DIRECTIONS: Return a copy of every line in the records that includes the word "left".

LISTED RECORDS:
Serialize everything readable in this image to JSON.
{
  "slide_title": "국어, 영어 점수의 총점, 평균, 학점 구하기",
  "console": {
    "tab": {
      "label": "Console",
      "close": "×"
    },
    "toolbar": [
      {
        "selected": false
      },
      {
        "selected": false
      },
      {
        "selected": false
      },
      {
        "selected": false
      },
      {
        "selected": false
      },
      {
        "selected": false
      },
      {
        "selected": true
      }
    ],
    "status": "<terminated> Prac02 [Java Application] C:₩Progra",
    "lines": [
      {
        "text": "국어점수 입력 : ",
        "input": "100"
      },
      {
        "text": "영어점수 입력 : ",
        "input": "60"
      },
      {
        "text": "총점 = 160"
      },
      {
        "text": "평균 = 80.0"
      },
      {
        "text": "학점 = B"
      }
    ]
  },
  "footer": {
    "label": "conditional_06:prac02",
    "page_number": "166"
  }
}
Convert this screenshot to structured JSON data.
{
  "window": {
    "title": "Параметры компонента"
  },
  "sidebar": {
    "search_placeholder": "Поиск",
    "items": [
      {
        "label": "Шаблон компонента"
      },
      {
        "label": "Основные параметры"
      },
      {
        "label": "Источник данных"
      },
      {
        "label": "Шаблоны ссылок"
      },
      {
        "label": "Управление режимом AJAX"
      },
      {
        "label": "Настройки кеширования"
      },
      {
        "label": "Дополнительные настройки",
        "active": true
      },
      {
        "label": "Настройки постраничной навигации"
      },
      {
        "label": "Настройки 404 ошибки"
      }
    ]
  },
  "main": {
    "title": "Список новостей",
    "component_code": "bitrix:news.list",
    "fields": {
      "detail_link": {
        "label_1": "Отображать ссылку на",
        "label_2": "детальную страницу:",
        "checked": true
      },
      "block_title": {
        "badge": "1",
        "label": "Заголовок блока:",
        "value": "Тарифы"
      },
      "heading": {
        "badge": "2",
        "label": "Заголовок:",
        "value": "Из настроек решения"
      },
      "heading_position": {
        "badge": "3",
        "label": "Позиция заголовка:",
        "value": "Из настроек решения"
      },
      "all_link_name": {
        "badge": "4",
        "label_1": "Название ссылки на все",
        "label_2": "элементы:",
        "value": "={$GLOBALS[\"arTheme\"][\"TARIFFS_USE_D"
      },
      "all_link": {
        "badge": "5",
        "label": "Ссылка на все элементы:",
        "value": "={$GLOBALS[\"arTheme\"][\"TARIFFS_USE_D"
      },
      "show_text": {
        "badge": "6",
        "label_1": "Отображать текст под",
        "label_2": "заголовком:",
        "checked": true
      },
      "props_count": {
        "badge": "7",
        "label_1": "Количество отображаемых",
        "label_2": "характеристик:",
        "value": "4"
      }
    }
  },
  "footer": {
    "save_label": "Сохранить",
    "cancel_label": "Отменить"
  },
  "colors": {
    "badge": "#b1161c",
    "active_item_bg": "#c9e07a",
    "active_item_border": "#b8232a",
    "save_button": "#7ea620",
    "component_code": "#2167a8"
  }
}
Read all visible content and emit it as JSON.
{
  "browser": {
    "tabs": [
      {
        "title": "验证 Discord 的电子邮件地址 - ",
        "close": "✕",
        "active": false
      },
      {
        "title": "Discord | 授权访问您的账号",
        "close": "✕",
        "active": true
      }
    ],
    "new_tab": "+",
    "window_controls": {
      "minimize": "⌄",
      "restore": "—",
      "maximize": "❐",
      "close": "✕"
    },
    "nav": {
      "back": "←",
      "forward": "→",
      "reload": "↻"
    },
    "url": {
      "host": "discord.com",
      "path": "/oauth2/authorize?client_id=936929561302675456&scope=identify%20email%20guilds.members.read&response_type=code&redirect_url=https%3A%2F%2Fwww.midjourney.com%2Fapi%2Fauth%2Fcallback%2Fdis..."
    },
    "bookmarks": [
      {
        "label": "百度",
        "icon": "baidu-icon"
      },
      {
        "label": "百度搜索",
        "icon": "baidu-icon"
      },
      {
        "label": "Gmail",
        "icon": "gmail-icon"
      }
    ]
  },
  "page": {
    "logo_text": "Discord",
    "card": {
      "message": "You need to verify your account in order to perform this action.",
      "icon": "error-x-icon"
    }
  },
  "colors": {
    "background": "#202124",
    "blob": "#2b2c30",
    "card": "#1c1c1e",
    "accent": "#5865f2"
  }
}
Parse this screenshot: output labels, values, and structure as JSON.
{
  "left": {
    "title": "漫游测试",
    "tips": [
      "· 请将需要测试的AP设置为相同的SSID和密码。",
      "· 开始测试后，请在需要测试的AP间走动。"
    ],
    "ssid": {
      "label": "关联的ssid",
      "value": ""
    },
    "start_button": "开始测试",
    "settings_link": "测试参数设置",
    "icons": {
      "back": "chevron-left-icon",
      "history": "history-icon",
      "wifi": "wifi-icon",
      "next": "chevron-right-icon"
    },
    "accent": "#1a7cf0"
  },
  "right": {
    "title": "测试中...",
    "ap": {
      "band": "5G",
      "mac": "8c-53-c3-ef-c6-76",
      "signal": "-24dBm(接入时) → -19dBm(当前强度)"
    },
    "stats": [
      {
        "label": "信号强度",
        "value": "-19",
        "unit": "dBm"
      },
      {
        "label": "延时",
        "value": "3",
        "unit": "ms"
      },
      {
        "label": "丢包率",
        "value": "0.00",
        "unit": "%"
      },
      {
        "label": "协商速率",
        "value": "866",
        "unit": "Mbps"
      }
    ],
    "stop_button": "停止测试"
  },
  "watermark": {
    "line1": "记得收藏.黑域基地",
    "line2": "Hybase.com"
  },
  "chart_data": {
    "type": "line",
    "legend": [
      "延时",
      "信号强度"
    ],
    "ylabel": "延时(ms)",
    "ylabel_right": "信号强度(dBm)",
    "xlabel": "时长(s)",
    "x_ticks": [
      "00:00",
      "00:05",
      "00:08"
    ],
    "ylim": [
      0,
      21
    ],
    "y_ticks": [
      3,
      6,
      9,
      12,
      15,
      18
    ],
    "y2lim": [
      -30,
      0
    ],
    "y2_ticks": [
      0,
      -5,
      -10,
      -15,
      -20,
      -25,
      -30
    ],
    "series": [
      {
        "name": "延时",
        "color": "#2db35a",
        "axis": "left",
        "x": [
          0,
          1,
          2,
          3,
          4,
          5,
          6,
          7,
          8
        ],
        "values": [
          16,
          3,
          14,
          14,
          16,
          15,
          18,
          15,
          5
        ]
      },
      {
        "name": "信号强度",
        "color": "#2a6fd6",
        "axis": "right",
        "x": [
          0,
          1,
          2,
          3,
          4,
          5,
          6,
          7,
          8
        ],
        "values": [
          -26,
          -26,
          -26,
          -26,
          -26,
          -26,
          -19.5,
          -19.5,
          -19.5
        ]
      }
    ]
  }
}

PROBLEM SOLUTION:
  "left": {
      "back": "chevron-left-icon",
        "axis": "left",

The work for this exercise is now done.